The police crash report outlines all the basic information about a crash, the vehicles involved, the drivers and passengers, and causes and contributing factors to the accident. It also includes the investigating officer’s diagram of the crash scene and information about the location of impact on each vehicle. There are special pages that are completed when a commercial motor vehicle or pedestrian is involved. In addition, and often obtained only by special request, may be witness statements, a ‘DUI checksheet, or other documents identifying witnesses and scene diagrams.

The easiest way to get a crash report in the Commonwealth, prepared by the State Police Department, is to request it from the Department of Motor Vehicles (DMV). The DMV is the official custodian of records that reflect crashes that must be reported under state law. The DMV keeps the records for at least three years after the date of the accident.
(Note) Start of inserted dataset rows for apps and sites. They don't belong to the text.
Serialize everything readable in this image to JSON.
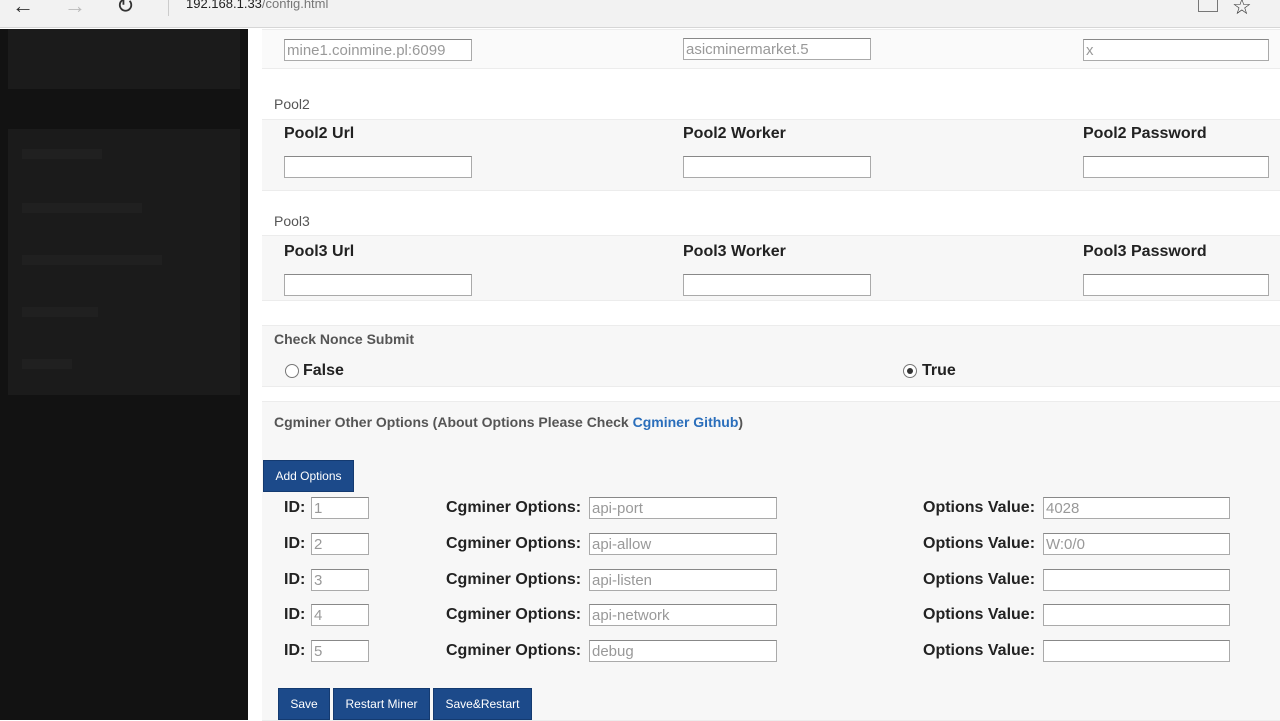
{
  "browser": {
    "url_host": "192.168.1.33",
    "url_path": "/config.html"
  },
  "pool1": {
    "url_value": "mine1.coinmine.pl:6099",
    "worker_value": "asicminermarket.5",
    "password_value": "x"
  },
  "pool2": {
    "title": "Pool2",
    "url_label": "Pool2 Url",
    "worker_label": "Pool2 Worker",
    "password_label": "Pool2 Password",
    "url_value": "",
    "worker_value": "",
    "password_value": ""
  },
  "pool3": {
    "title": "Pool3",
    "url_label": "Pool3 Url",
    "worker_label": "Pool3 Worker",
    "password_label": "Pool3 Password",
    "url_value": "",
    "worker_value": "",
    "password_value": ""
  },
  "nonce": {
    "title": "Check Nonce Submit",
    "false_label": "False",
    "true_label": "True",
    "selected": "True"
  },
  "cgminer": {
    "title_prefix": "Cgminer Other Options (About Options Please Check ",
    "link_text": "Cgminer Github",
    "title_suffix": ")",
    "add_button": "Add Options",
    "id_label": "ID:",
    "options_label": "Cgminer Options:",
    "value_label": "Options Value:",
    "rows": [
      {
        "id": "1",
        "option": "api-port",
        "value": "4028"
      },
      {
        "id": "2",
        "option": "api-allow",
        "value": "W:0/0"
      },
      {
        "id": "3",
        "option": "api-listen",
        "value": ""
      },
      {
        "id": "4",
        "option": "api-network",
        "value": ""
      },
      {
        "id": "5",
        "option": "debug",
        "value": ""
      }
    ]
  },
  "actions": {
    "save": "Save",
    "restart": "Restart Miner",
    "save_restart": "Save&Restart"
  }
}
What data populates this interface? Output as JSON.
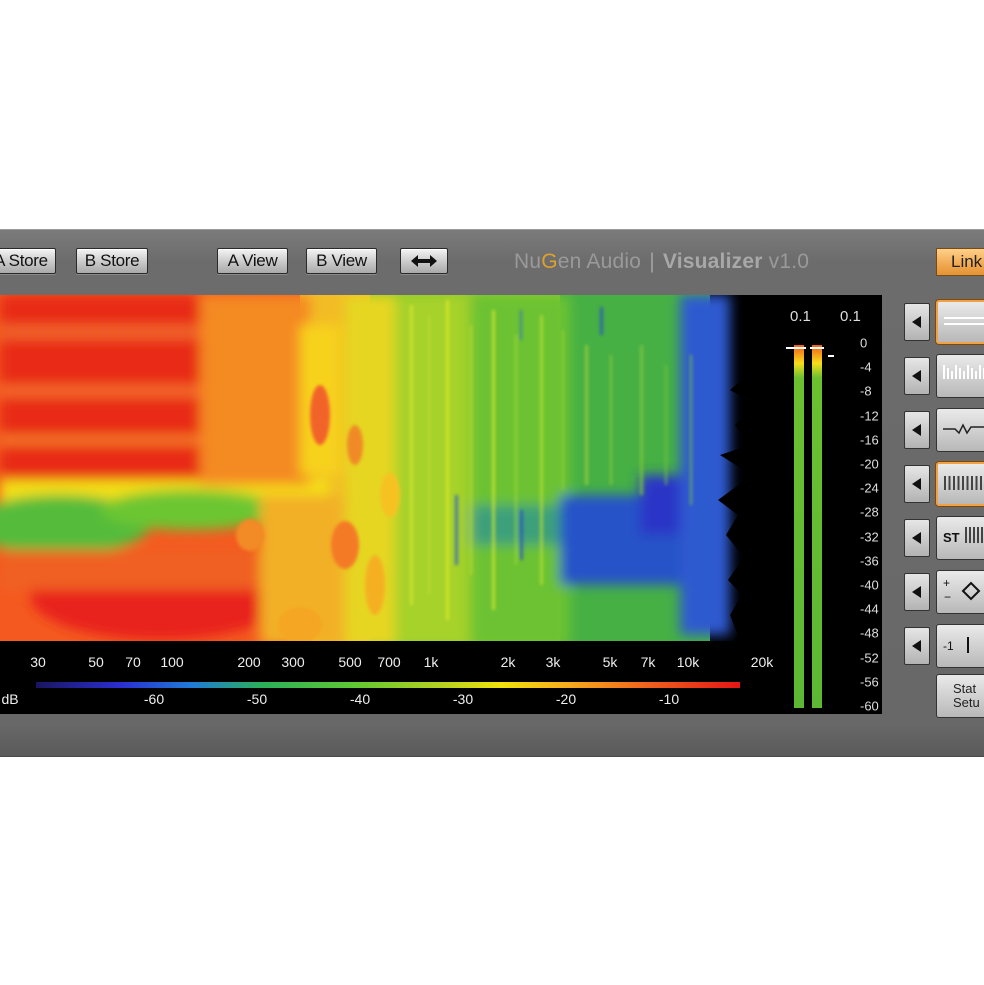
{
  "toolbar": {
    "a_store": "A Store",
    "b_store": "B Store",
    "a_view": "A View",
    "b_view": "B View",
    "swap_icon": "double-arrow-icon"
  },
  "brand": {
    "nu": "Nu",
    "g": "G",
    "en_audio": "en Audio",
    "separator": "|",
    "product": "Visualizer",
    "version": "v1.0",
    "accent": "#e0a12a"
  },
  "link_label": "Link",
  "frequency_axis": [
    "30",
    "50",
    "70",
    "100",
    "200",
    "300",
    "500",
    "700",
    "1k",
    "2k",
    "3k",
    "5k",
    "7k",
    "10k",
    "20k"
  ],
  "db_legend": {
    "unit": "dB",
    "ticks": [
      "-60",
      "-50",
      "-40",
      "-30",
      "-20",
      "-10"
    ]
  },
  "meter": {
    "left_peak": "0.1",
    "right_peak": "0.1",
    "scale": [
      "0",
      "-4",
      "-8",
      "-12",
      "-16",
      "-20",
      "-24",
      "-28",
      "-32",
      "-36",
      "-40",
      "-44",
      "-48",
      "-52",
      "-56",
      "-60"
    ]
  },
  "side_modes": [
    {
      "icon": "line-mode-icon",
      "selected": true
    },
    {
      "icon": "bars-mode-icon",
      "selected": false
    },
    {
      "icon": "wave-mode-icon",
      "selected": false
    },
    {
      "icon": "spectrogram-mode-icon",
      "selected": true
    },
    {
      "icon": "stereo-mode-icon",
      "label": "ST",
      "selected": false
    },
    {
      "icon": "phase-mode-icon",
      "selected": false
    },
    {
      "icon": "correlation-mode-icon",
      "selected": false
    }
  ],
  "status_button": {
    "line1": "Stat",
    "line2": "Setu"
  }
}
Depending upon the City involved, you may be able to obtain one simply by walking into the Central Records department of the Police Department.

Only certain people are legally allowed to obtain a copy of the crash report. Of course, the driver, someone who was injured in the crash, or someone who owned property involved in the crash can get a copy. In addition, any of these people can give authorization for someone else to obtain a copy of the report on their behalf.

If a minor is hurt or killed as a result of the crash, his or her parent or guardian may obtain a copy of the report from the DMV. Similarly, if an adult is injured or killed in the crash, that person’s next of kin or personal representative may obtain a copy of the report.

Aside from these people, others who were not involved in the crash may obtain information from the police crash report only if they are legally allowed to obtain it. The DMV’s website provides details about how to request a report from that agency.

A few Virginia law enforcement agencies make their crash reports available through an online vendor known as Buycrash.com. As of the writing of this article, the following agencies make their reports available through Buycrash:

  • Colonial Heights Police Department;
  • Roanoke City and County Police Departments;
  • Staunton Police Department;
  • Vincent Police Department; and
  • Warsaw Police Department.

To use this tool, you must have certain information about the crash. You must also confirm that you are authorized to receive a copy of the report.

At The Sandler Law Group, we deal every day with vehicle accidents and crash reports in Virginia. If you have questions, ASK ABOUT IT! Call toll free 800-9-THE-LAW or (757) 627-8900 to schedule an initial FREE consultation. You may also contact us online at www.sandlerlaw.net or by email at GSandler@Sandlerlaw.net.